I was back over in Glasgow the following night after seeing Public Enemy. Went over to see American Hi-Fi at King Tut’s Wah Wah Hut. Quite a strange name for a venue but it quite an amazing venue. It is a bar with a very small stage! So tiny you could cram in everybody. Like a lot of venues they would host many bands who would go on to bigger things.
At the end of the month The Cooper Temple Clause brought their noisy racket to the Limelight. Another band championed by NME. I last saw them at Witnness the previous summer and they were quite good live. Limelight was probably one of the best places to see them.
Can’t seem to remember who was support for this one. Probably a local band but if anybody remembers let me know and I will amend here.
May was a really busy month for gigs with three of them involving the long trip to Dublin!
I was down in Dublin around the May bank holiday as they were doing the annual Green Energy festival.

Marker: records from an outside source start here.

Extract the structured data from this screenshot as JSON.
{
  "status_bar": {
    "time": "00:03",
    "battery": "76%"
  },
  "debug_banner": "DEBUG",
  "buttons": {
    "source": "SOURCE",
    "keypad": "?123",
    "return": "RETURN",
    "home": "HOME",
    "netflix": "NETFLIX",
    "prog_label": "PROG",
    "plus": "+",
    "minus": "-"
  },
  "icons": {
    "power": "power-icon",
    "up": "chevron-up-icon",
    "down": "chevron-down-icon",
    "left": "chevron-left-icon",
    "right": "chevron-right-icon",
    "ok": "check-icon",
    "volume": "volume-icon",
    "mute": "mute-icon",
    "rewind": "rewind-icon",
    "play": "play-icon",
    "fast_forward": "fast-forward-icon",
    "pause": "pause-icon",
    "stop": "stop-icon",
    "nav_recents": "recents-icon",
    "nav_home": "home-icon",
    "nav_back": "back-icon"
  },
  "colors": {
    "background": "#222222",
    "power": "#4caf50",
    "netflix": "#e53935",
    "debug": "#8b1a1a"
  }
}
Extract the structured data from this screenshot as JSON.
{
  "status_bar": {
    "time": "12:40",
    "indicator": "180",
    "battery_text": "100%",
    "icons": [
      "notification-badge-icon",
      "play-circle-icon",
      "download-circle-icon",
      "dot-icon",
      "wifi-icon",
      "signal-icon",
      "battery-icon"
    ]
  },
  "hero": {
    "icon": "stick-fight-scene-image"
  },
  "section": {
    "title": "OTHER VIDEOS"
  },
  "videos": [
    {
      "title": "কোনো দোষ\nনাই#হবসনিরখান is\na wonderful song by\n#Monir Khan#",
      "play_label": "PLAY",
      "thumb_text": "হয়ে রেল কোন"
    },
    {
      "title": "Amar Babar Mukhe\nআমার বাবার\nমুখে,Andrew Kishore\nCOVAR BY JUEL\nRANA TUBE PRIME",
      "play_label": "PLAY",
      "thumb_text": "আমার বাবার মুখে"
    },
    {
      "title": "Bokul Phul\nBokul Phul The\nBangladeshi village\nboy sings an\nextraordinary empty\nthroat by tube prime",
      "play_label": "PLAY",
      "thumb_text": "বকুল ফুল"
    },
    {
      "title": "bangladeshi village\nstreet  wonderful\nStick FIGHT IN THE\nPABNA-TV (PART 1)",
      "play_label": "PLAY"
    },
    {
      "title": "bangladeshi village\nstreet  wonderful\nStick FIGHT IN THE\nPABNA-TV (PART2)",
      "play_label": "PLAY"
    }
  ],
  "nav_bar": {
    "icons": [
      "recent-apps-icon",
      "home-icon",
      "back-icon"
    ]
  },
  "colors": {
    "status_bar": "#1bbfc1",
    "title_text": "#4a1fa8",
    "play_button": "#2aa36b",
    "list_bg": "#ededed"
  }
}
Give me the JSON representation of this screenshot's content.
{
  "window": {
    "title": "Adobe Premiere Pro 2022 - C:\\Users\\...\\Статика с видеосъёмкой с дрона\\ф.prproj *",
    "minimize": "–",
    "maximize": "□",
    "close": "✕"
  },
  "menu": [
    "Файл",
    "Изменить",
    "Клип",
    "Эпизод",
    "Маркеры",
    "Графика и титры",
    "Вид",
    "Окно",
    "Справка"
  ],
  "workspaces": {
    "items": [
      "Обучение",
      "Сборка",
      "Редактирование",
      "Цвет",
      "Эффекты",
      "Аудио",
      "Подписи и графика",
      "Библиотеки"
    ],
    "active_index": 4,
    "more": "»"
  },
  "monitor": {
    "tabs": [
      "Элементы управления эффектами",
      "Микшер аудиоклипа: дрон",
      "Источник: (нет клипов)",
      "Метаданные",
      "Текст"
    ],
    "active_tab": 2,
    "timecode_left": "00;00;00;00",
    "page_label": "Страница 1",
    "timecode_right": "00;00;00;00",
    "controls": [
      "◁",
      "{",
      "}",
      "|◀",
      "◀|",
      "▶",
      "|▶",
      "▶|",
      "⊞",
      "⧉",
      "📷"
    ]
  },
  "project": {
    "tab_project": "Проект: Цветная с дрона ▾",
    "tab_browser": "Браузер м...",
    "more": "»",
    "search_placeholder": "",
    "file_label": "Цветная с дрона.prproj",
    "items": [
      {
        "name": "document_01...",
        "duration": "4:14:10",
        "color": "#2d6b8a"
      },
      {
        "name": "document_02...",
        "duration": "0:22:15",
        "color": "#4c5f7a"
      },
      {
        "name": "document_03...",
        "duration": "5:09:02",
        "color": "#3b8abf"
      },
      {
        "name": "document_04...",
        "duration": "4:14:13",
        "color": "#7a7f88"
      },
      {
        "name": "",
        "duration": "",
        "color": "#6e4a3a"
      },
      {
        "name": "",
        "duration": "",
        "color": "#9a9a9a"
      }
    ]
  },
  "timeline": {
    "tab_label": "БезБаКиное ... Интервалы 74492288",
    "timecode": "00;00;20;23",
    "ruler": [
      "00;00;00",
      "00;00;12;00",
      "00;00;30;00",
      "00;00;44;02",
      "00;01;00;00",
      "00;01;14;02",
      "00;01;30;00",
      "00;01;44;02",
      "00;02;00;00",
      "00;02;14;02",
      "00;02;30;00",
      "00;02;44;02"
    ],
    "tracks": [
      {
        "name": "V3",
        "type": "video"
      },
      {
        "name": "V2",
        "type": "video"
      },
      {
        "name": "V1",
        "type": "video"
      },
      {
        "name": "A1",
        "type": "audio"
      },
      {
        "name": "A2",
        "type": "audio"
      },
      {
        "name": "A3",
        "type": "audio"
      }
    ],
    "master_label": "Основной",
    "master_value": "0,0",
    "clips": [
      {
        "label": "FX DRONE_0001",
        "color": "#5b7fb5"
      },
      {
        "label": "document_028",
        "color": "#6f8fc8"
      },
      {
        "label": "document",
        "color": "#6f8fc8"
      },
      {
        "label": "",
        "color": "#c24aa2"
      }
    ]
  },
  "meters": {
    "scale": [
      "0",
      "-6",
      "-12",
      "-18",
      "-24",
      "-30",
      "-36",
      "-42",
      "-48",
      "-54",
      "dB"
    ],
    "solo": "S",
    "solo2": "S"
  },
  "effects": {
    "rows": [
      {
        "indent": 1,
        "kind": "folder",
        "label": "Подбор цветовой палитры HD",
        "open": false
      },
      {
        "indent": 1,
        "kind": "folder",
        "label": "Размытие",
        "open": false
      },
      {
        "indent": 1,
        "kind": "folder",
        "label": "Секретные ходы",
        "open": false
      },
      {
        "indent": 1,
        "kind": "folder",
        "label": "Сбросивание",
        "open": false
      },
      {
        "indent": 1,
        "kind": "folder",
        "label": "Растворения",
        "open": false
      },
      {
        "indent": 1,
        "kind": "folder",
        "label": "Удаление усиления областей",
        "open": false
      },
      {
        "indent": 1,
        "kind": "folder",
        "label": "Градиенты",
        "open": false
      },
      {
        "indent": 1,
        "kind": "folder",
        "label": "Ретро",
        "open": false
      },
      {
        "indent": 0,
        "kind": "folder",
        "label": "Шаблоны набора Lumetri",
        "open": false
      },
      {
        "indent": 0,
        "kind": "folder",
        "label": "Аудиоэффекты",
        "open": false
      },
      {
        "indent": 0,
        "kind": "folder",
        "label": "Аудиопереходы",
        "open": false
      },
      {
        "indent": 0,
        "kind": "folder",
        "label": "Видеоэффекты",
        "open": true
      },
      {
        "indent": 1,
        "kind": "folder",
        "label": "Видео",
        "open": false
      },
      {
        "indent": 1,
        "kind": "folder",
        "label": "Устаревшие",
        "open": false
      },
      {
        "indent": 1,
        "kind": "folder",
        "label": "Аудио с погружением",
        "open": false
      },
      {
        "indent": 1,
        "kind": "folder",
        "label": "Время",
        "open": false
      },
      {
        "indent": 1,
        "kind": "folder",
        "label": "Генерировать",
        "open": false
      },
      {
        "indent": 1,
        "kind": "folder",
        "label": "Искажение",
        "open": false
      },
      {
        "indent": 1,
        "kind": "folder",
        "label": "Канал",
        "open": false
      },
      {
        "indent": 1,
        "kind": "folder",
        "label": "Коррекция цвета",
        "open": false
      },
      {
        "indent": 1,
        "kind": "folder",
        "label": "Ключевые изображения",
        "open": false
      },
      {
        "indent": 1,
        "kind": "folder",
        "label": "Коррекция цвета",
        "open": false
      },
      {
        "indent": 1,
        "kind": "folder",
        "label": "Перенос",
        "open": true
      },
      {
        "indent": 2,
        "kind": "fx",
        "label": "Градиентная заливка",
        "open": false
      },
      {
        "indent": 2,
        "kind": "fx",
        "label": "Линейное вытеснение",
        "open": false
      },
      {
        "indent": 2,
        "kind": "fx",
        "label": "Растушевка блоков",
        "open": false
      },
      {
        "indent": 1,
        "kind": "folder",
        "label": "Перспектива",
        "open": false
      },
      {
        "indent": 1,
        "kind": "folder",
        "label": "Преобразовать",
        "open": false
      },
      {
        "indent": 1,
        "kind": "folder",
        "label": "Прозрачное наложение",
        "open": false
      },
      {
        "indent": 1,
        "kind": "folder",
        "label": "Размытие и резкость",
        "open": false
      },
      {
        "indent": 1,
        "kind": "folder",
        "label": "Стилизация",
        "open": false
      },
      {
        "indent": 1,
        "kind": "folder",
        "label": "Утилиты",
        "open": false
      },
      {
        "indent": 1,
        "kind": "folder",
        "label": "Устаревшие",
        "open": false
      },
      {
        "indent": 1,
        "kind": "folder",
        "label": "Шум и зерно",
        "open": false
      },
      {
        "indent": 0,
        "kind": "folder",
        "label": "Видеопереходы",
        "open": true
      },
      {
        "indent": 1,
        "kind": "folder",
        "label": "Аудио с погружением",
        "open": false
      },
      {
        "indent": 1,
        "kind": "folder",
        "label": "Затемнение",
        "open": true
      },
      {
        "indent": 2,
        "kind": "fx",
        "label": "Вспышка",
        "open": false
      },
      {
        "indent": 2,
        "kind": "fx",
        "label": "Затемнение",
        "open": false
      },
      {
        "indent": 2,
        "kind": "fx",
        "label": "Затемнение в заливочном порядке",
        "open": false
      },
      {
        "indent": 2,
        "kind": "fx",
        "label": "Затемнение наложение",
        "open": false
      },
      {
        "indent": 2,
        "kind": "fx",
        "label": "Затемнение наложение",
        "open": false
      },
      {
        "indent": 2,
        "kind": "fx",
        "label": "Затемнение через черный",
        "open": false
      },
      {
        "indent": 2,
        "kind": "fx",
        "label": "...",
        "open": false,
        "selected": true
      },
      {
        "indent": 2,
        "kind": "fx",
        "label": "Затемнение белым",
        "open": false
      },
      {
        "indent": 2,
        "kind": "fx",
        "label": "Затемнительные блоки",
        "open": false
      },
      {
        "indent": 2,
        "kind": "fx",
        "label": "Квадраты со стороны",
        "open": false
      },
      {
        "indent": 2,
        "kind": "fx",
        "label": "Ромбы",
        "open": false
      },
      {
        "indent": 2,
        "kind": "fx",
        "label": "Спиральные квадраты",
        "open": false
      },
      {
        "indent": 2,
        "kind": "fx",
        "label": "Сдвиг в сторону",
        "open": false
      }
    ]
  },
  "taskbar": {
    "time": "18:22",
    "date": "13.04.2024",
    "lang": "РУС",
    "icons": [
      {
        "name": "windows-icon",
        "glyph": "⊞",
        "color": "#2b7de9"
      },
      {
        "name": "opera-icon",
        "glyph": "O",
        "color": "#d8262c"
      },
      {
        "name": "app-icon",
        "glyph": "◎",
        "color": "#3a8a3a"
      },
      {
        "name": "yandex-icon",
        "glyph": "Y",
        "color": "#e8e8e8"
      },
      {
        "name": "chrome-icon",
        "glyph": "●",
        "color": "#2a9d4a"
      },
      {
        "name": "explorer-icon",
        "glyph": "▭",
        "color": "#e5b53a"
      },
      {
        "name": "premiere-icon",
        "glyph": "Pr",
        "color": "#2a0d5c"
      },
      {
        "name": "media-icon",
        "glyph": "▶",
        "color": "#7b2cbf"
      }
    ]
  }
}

There wasn’t much interest in the line up that year apart from The Vines who took to the stage at the Ambassador Theatre.
The Vines exploded onto the scene the year before and were heavily hyped by NME at the time. The new Nirvana tag had been landed on them which was a very lazy comparison.
As much as I was looking forward to this gig, it was awful for all the wrong reasons. Craig Nicholls was all over the place, thrashing around like a mad man and smashing guitars. It was just a chaotic mess and lots of people were leaving. I decided to stick around and hope that it was going to get better but it didn’t. A very disappointing gig for a band that probably did have a bit of potential.
So back up to Belfast the next day and hoping to put behind me the disappointment of seeing The Vines and hoping Hell is for Heroes at the Empire would make up for it.
Hell is for Heroes arose from the ashes of Symposium and were great live. They really tore up the Empire. I had totally forgotten all about the shambolic gig in Dublin 24 hours previously.
It is possible to have two really bad gigs in quick succession when you are travelling to Dublin? I was down again to see The Dandy Warhols at the Olympia Theatre where they were playing for two nights. I was at the first night.
Like many people Bohemian Like You was the breakthrough track thanks to that infamous Vodafone ad which brought them loads of new fans. I had heard of them before and seen them at the festivals but was really looking forward to seeing them do a headline gig.
The band had just released Welcome To the Monkey House which was the follow up to Thirteen Tales from Urban Bohemia. When I say that this was a bad gig is probably an understatement. I don’t think it was the bands fault that it was a bad gig, I think really it was down to the fans in attendance. I don’t think they were enjoying the new material. Everyone just wanted to hear the songs that they liked.
Radiohead were back on form and brought their Hail to the Thief tour to Belfast. This was their last visit to the city and they played the Waterfront Hall this time which I thought was a strange choice of venue. They played the Odyssey in 2001. Unless there was somebody else on the Odyssey that night they had to settle for the Waterfront.
Standing tickets were impossible to get as there is limited standing in the Waterfront. Me and my friend Paddy went to the gig and we settled for sitting tickets. It was a bit weird sitting of a Radiohead gig but it was really good. Such a shame that they have never been to Belfast since. They would return to Dublin later on in the year and I will write about that on the next section.
To bring the month of May to a close it was yet another trip to Dublin. This time the Boss was coming to town along with the E Street Band.
Bruce Springsteen is always a joy to watch. He puts on such a great show. This tour was promoting the new album, The Rising.
This would be the last of single gigs in Dublin. Future tours would see him play two or three nights minimum such was the height of his popularity in Ireland.